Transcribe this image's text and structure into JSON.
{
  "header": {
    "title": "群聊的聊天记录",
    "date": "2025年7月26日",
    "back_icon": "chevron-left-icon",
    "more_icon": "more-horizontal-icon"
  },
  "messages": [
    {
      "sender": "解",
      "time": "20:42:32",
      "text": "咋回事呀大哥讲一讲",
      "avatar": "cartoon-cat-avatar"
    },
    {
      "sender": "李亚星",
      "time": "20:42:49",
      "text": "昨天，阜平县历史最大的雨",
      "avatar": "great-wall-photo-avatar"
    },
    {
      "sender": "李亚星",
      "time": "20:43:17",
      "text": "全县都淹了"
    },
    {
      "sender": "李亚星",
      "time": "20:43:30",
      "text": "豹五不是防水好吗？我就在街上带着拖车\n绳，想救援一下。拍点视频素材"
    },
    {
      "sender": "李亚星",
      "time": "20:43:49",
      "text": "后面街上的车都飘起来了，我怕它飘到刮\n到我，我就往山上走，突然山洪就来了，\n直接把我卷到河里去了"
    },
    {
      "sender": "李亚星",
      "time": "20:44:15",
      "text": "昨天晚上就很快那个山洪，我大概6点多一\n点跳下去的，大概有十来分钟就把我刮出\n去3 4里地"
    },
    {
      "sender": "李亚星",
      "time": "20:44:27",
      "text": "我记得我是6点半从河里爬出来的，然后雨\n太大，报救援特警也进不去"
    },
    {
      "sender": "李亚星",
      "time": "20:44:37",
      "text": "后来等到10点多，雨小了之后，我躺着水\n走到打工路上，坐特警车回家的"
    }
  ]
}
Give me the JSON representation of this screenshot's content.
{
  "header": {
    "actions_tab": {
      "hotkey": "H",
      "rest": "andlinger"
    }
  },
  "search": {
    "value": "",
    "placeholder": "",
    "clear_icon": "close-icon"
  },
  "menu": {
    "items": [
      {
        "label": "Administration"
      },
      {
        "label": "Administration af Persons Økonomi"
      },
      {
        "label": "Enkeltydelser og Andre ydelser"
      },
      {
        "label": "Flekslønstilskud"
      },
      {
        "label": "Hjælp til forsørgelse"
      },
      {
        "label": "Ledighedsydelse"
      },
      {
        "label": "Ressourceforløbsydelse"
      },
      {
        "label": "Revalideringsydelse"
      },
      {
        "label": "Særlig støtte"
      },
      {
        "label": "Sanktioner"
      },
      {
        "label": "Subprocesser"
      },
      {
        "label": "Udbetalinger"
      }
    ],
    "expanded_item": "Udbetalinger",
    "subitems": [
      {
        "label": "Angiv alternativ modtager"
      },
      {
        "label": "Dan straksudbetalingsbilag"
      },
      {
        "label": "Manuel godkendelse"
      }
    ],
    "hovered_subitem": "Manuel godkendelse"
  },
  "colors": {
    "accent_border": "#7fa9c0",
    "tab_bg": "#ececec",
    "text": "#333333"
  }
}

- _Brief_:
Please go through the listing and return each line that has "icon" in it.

- _Reply to the exercise_:
    "back_icon": "chevron-left-icon",
    "more_icon": "more-horizontal-icon"
    "clear_icon": "close-icon"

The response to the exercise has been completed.